§ **Available data**:
────

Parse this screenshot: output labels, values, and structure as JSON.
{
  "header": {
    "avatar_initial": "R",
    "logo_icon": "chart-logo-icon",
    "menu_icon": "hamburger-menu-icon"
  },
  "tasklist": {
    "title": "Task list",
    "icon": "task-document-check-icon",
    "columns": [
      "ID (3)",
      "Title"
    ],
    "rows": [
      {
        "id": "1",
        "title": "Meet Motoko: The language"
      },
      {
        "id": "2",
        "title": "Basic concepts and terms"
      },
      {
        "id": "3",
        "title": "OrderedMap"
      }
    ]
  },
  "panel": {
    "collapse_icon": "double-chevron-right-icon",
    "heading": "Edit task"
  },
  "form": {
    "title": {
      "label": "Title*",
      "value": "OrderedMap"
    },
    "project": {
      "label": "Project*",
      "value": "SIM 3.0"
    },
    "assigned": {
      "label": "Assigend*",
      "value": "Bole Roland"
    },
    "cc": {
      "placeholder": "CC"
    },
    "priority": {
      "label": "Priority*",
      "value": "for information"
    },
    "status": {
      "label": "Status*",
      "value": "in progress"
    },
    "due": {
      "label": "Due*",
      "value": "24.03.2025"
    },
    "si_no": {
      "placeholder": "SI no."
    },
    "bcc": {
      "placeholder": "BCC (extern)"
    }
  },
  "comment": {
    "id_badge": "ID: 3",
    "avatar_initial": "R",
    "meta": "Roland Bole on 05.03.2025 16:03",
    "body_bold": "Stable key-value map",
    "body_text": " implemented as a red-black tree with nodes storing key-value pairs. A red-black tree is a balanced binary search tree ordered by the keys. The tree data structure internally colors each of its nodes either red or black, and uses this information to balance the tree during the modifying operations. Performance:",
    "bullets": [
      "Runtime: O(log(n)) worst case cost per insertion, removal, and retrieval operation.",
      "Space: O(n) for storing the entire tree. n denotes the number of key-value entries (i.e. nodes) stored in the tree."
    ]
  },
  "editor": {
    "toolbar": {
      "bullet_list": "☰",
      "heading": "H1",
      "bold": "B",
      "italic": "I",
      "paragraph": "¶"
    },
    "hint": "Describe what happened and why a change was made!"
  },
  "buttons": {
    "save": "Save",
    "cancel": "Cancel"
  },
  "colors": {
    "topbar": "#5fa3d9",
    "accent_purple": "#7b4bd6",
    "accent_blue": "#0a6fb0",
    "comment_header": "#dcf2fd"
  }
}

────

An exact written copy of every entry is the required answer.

§ **Worked solution**:
Parse this screenshot: output labels, values, and structure as JSON.
{
  "header": {
    "avatar_initial": "R",
    "logo_icon": "chart-logo-icon",
    "menu_icon": "hamburger-menu-icon"
  },
  "tasklist": {
    "title": "Task list",
    "icon": "task-document-check-icon",
    "columns": [
      "ID (3)",
      "Title"
    ],
    "rows": [
      {
        "id": "1",
        "title": "Meet Motoko: The language"
      },
      {
        "id": "2",
        "title": "Basic concepts and terms"
      },
      {
        "id": "3",
        "title": "OrderedMap"
      }
    ]
  },
  "panel": {
    "collapse_icon": "double-chevron-right-icon",
    "heading": "Edit task"
  },
  "form": {
    "title": {
      "label": "Title*",
      "value": "OrderedMap"
    },
    "project": {
      "label": "Project*",
      "value": "SIM 3.0"
    },
    "assigned": {
      "label": "Assigend*",
      "value": "Bole Roland"
    },
    "cc": {
      "placeholder": "CC"
    },
    "priority": {
      "label": "Priority*",
      "value": "for information"
    },
    "status": {
      "label": "Status*",
      "value": "in progress"
    },
    "due": {
      "label": "Due*",
      "value": "24.03.2025"
    },
    "si_no": {
      "placeholder": "SI no."
    },
    "bcc": {
      "placeholder": "BCC (extern)"
    }
  },
  "comment": {
    "id_badge": "ID: 3",
    "avatar_initial": "R",
    "meta": "Roland Bole on 05.03.2025 16:03",
    "body_bold": "Stable key-value map",
    "body_text": " implemented as a red-black tree with nodes storing key-value pairs. A red-black tree is a balanced binary search tree ordered by the keys. The tree data structure internally colors each of its nodes either red or black, and uses this information to balance the tree during the modifying operations. Performance:",
    "bullets": [
      "Runtime: O(log(n)) worst case cost per insertion, removal, and retrieval operation.",
      "Space: O(n) for storing the entire tree. n denotes the number of key-value entries (i.e. nodes) stored in the tree."
    ]
  },
  "editor": {
    "toolbar": {
      "bullet_list": "☰",
      "heading": "H1",
      "bold": "B",
      "italic": "I",
      "paragraph": "¶"
    },
    "hint": "Describe what happened and why a change was made!"
  },
  "buttons": {
    "save": "Save",
    "cancel": "Cancel"
  },
  "colors": {
    "topbar": "#5fa3d9",
    "accent_purple": "#7b4bd6",
    "accent_blue": "#0a6fb0",
    "comment_header": "#dcf2fd"
  }
}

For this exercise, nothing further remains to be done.